"It's Japan that stirred up and exacerbated tensions on the islands issue. It's also Japan that took direct and threatening actions. These are very evident facts that say who is right or wrong," said Chinese Ambassador to the United States Cui Tiankai.

The potentially mineral-rich islands, known as "Diaoyu" in China and "Senkaku" in Japan, are administered by Tokyo - a status quo that Washington backs.

U.S. Defense Secretary Chuck Hagel said any change that raises tensions could threaten regional stability. "Therefore, the United States opposes any unilateral or coercive action that seeks to undermine Japan's administrative control," he said.

And Beijing sees that as Washington siding with Tokyo, said Cato Institute analyst Justin Logan.

"The American position, I think, has been confusing and unhelpful. We say that we don't take a position on whether the islands are Japanese, but we take a position that they are covered by a treaty with Japan," said Logan.

A U.S.-Japan defense treaty covers any attack on Japanese-administered territory. Chinese ambassador Cui said Japan and its allies risk "long-term damage" over the islands.

"Some Japanese politicians take up these actions like lifting a rock, only to drop it on their own feet. We hope that other parties do not lift up rocks for the Japanese, and we hope even more that these rocks don't end up falling on their own feet," said Cui.

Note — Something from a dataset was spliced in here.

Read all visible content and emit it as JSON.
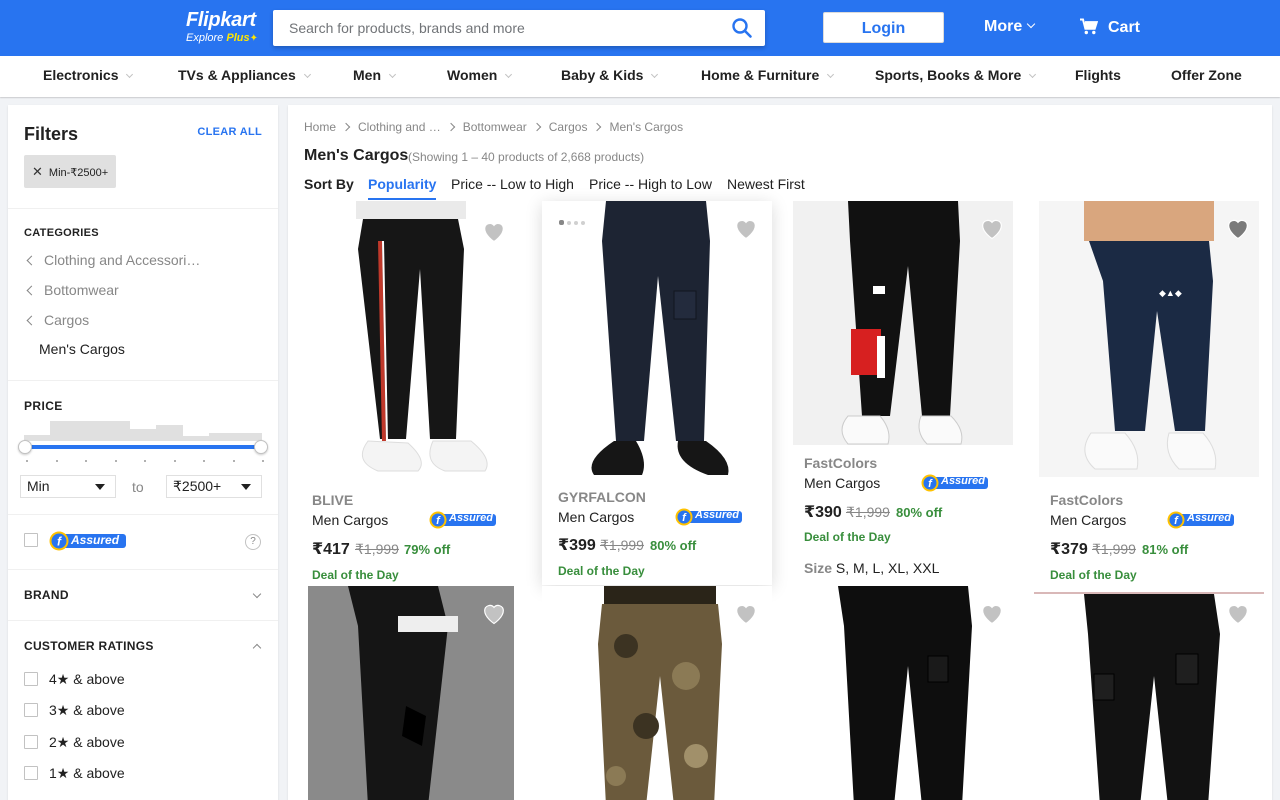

Washington wants better relations with Beijing, but the chairman of the U.S. Joint Chiefs of Staff, General Martin Dempsey, said he has told Chinese officials that does not mean weakening ties with Japan.

"Would we trade off our relationship with Japan in order to have a stronger relationship with China? The answer is 'No,'" said Dempsey.

Japan is protesting a Chinese warship locking weapons-fire-control radar on one of its patrols near the islands. U.S.-Chinese relations are a constant source of anxiety in Japan, said American Enterprise Institute analyst Michael Auslin.

"They don't want a China and the United States that are at loggerheads because that's bad for Japan. On the other hand, they don't want a China and the United States that suddenly become 'best friends forever' and that would leave Japan as the odd-man-out of that arrangement," said Auslin.

Chinese officials also are unhappy about June military drills between Japan and the United States that will involve recapturing an isolated island. U.S. officials say the scenario is not aimed at any specific country.